Tags

, , , , , , , , ,


The 19th Element (James Becker, #1)

The 19th Element

(James Becker #1)

Written by: John L. Betcher
Pages: 330
Terrorists plan to attack Minnesota’s Prairie River Nuclear Power Plant, but they’re not your typical band of Islamic extremists. True, there’s an al Qaeda connection. But the heart of the ‘terror cell’ is homegrown, right here in the United States.
James “Beck” Becker is a former elite U.S. government intelligence operative who has retired to his childhood hometown of Red Wing, Minnesota – just six miles down the Mississippi from the Prairie River Power Station. He recognizes connections between seemingly unrelated incidents – a murdered agronomy professor, a missing lab assistant, an international cell call, a stolen fertilizer truck, an explosion in the street in front of City Hall – but can’t piece it together in enough detail to convince government authorities that a larger threat exists. Only his American Indian friend, “Bull,” will help Beck defuse the threat.
So it’s Beck and Bull versus the best terror cell west of the Mississippi.
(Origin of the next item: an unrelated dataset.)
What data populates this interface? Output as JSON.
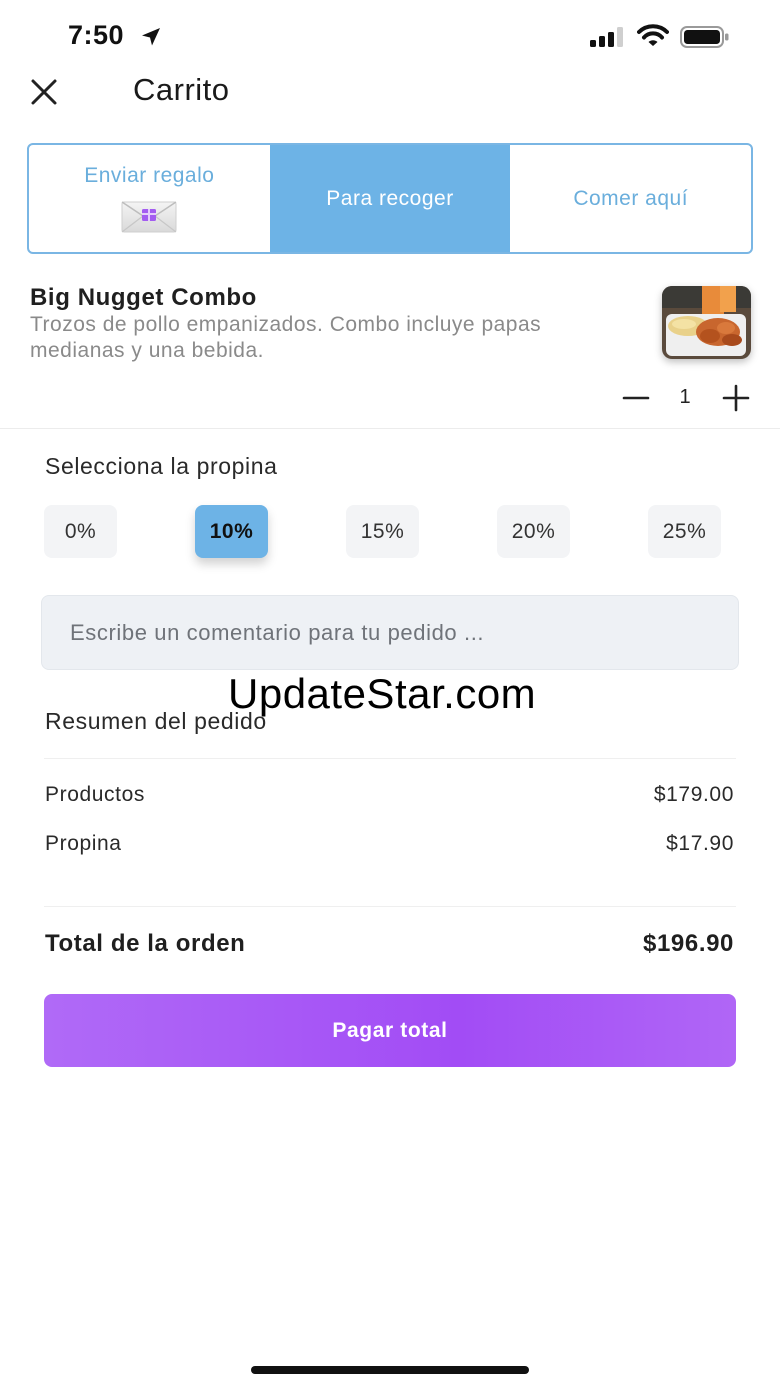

May the better men win

I love a good thriller. Toss in a terrorist plot or a conspiracy theory and you scored yourself a reader! The fact that this centered around a nuclear power plant was only bonus as far as this child of a nuclear power plant worker thinks.
What can I say? I like it. Maybe it’s growing up so close to DC with the whole “first strike zone” mentality or the knowledge I have about nuclear power plants, I just love to see what crazy schemes people come up with in these sorts of stories.
This was a quick book, not too deep but just deep enough. Kind of like a Bond film. You really don’t need a lot of depth so what you get is just the right amount.
The author employs a writer style that bounces you from the former spy turned bored small town lawyer’s point of view to the terrorist cell’s antics.  At first this confused me, but I quickly got past that.
The bad guys owned just enough crazy and believable vendetta against America to attempt a crazy stunt like the plot of this book depicts. The good guy owned just enough supposed CIA super spy knowledge and training to realize Something Bad Was Going To Happen while completely annoying everyone around him and leaving him to save the day on his own.
Typical.
Also typical is that our fearless hero didn’t even worry that he would fail and his wife would possibly be irradiated  Nowhere was the thought of, “I’m too old for this stuff.” He just went in and “super-spy”-ed it all up. Thank goodness for the true American hero.
I think the part I loved the most was the off track vignette that took him off the case briefly to go check on his daughter away at college and afraid of a stalker.  She’s air-headed enough that she doesn’t seek help on campus but daddy’s girl enough she calls in dear ol’ pops to solve her problem. Which he does, rather creatively. Love it!
I picked this book up for free from Amazon for the Kindle this summer and I rate it excellent for a summer thriller you read by the pool as you work on your tan. Just maybe a bad book if that is a containment pool of your local nuclear power plant.
–Lady O
Advertisements